Most citizens of Africa’s third-largest oil exporter live in dire poverty.
|Obiang has been accused of rights violations including unlawful killings, torture and arbitrary arrests [EPA]|
The UN’s cultural and education agency has suspended plans to grant a prize named after Equatorial Guinea’s long-serving president, after human rights groups slammed the award by citing the leader’s poor human rights record.
Unesco said in a statement on Thursday that the 58 members of its executive board had agreed to suspend the $300,000 Unesco-Obiang Nguema Mbasogo International Prize for Research in the Life Sciences pending further “consultations among all parties concerned”.
Rights groups welcomed the decision from the Paris-based organisation.
“A dictator who has impoverished his citizens and enriched himself and his family by plundering the country’s oil wealth has no place sponsoring a UN prize,” said Simon Taylor, director of Global Witness.
The prize, established in 2008, was scheduled to be given this year for the first time.
Sue Williams, a Unesco spokesperson in the French capital, told Al Jazeera that there had been a steady build up to the protests against the prize since the end of 2009.
“There’s been a lot of outcry over the prize, a lot of concern expressed by intellectuals, expressed by human rights groups, expressed by journalists, Nobel Prize winners, all of whom are very important voices for Unesco,” said Williams
“They’re voices that we can’t ignore.”

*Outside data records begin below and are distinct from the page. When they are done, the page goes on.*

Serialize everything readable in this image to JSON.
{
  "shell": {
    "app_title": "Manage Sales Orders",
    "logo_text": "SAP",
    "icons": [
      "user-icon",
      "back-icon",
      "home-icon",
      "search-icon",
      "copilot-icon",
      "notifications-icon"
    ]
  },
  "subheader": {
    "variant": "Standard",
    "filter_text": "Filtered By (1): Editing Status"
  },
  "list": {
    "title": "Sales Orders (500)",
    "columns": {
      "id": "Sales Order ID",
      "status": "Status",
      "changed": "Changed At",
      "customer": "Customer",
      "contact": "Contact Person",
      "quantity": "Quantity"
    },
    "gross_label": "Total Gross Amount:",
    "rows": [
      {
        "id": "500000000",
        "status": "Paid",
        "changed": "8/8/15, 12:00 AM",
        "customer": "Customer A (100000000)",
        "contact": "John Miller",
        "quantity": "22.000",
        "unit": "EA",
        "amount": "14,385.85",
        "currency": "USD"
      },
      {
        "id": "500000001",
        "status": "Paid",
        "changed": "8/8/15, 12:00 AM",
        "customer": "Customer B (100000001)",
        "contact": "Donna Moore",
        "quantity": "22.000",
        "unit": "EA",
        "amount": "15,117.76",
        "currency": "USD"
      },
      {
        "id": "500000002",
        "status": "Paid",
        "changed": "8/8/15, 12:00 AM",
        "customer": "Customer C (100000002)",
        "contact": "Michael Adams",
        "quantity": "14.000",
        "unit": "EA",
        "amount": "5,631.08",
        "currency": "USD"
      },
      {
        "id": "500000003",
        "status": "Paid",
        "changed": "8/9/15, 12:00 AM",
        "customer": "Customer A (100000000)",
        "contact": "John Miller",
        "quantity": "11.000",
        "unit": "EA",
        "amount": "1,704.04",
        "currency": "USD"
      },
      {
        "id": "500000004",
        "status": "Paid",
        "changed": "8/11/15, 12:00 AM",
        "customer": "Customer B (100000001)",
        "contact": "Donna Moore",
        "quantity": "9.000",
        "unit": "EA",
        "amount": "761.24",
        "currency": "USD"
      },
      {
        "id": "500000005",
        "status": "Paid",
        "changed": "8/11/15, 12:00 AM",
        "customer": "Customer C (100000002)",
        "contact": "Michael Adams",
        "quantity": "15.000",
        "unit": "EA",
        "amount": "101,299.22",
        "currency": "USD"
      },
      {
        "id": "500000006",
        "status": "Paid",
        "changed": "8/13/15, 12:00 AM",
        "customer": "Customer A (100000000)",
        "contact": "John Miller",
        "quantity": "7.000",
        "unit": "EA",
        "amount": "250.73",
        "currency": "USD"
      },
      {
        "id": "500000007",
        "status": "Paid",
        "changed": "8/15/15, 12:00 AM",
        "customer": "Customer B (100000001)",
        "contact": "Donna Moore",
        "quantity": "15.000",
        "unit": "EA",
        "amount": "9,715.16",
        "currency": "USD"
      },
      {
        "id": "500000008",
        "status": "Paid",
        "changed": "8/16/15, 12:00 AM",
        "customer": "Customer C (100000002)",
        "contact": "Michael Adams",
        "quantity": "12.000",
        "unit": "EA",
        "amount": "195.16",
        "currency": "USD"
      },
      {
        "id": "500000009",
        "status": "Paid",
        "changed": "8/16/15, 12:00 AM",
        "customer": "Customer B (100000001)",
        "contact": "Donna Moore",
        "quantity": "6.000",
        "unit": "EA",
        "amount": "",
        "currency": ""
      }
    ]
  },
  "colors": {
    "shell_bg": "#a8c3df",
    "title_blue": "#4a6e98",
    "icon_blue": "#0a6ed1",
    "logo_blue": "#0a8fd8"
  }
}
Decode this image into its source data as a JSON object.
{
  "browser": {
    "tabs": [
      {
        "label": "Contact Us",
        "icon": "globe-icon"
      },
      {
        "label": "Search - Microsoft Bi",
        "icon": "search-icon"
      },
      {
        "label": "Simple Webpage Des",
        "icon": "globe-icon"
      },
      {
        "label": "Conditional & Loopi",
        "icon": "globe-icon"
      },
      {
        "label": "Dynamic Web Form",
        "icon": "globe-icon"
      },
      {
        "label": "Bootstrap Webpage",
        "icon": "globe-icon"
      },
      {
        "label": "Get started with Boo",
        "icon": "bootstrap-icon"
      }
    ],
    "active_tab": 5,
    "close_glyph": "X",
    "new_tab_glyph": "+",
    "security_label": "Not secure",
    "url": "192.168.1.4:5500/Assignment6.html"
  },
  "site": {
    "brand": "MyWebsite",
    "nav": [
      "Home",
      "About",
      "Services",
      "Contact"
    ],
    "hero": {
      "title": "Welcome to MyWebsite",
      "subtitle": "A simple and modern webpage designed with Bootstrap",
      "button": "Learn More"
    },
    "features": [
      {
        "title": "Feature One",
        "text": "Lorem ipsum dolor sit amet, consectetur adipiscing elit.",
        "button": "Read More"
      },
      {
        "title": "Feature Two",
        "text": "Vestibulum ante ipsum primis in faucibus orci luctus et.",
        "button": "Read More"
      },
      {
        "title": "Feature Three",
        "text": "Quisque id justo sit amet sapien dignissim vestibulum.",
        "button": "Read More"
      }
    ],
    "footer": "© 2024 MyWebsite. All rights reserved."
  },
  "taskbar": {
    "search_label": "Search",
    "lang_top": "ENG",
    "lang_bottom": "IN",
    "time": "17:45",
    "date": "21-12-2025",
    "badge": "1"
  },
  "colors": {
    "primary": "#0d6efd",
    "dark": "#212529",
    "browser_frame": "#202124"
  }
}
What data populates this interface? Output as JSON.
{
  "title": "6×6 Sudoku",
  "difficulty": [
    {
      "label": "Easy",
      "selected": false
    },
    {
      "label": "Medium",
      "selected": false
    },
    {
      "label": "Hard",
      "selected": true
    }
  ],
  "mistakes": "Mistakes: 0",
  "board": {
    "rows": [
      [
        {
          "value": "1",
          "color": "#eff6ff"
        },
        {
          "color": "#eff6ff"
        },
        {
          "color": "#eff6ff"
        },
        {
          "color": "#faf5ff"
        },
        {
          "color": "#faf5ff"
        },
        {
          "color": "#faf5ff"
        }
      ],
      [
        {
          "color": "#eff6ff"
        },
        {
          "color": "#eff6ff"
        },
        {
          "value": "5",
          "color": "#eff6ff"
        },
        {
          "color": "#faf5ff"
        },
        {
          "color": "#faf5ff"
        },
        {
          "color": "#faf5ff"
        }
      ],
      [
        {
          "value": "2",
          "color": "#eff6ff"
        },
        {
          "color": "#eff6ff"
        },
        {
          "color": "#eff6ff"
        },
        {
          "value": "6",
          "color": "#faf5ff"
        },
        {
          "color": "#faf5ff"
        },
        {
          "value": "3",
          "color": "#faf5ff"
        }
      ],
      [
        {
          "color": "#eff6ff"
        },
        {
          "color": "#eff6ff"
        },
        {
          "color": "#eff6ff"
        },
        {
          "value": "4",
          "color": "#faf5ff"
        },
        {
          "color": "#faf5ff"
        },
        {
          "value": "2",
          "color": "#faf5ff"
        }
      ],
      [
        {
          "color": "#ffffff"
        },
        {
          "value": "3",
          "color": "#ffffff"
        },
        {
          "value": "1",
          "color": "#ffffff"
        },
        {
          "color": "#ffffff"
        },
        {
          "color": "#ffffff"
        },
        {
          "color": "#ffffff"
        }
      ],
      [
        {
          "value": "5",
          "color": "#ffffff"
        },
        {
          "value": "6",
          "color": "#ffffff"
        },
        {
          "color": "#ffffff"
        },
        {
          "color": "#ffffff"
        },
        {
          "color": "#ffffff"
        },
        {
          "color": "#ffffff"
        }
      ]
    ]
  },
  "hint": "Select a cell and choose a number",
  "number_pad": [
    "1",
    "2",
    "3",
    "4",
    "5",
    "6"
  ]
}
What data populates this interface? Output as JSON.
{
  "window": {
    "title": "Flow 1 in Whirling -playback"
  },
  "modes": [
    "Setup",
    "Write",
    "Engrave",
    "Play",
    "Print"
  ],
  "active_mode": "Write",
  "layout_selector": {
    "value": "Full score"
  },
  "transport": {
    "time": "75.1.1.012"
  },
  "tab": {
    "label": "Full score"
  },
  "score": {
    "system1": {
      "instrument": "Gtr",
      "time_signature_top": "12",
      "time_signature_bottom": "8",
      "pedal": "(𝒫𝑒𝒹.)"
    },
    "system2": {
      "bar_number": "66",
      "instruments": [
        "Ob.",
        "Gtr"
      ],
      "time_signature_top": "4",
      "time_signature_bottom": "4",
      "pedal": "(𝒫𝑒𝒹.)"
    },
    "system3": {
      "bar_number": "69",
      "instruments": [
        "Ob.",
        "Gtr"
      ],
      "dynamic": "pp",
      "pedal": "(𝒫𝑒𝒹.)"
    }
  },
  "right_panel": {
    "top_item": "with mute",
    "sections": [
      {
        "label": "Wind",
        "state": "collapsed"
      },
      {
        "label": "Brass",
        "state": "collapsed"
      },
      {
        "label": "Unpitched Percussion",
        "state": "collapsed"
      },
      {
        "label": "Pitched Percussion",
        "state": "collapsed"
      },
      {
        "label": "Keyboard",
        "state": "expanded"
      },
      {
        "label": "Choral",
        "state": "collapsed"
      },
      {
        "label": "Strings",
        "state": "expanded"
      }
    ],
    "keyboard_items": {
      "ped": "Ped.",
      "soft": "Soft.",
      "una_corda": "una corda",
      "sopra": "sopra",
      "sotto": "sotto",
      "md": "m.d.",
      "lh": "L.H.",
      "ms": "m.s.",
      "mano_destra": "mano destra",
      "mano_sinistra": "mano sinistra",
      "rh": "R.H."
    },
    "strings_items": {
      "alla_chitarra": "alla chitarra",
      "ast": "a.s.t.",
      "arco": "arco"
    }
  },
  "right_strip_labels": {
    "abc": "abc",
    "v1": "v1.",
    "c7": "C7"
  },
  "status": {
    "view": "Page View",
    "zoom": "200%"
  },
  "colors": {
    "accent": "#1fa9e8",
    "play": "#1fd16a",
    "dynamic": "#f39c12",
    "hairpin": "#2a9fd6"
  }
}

Critics have called the prize – for research aimed at “improving quality of life” – the height of hypocrisy for a country that has seen its infant mortality rise and its school enrolment decline in the past decade, despite its massive oil wealth.
Obiang says that the international community simply does not want to support a prize in his name.
Earlier this month, 125 African scholars and human rights activists sent a letter to Unesco calling for the prize’s abolition.
Former Archbishop Desmond Tutu, author Chinua Achebe and Nobel laureate Wole Soyinka were among those whose signatures were included in the letter.
Some rights groups also urged Unesco to abandon the prize entirely.
“President Obiang has presided over an abysmal record of abuses and mismanagement in Equatorial Guinea for over 30 years,” said Arvind Ganesan, a business and human rights director at Human Rights Watch.
“Unesco should take the opportunity to create safeguards to avoid cause for embarrassment in
the future and should go ahead and cancel the Obiang prize completely.”
But Williams, who pointed out that there are some African states that support the prize, said that cancelling it all together was seen as a divisive measure and that Unesco seeks to find a solution that keeps all parties “at the table”.
Obiang has been accused of rights violations including unlawful killings, torture and arbitrary arrests. He denies the allegations.
The president was deemed “Africa’s Worst Dictator” in a Slate.com piece in 2008, and was featured in Forbes magazine’s “Fortunes of Kings, Queens and Dictators” for amassing an estimated $700m of the country’s wealth in US bank accounts.
Obiang seized power in a 1979 coup. He has swept several elections since, winning by 97.1 per cent in a 2002 poll widely criticised as fraudulent.
Last year, he was declared the winner with 95.37 per cent of the votes in an election opponents and international human rights groups denounced as a fraud.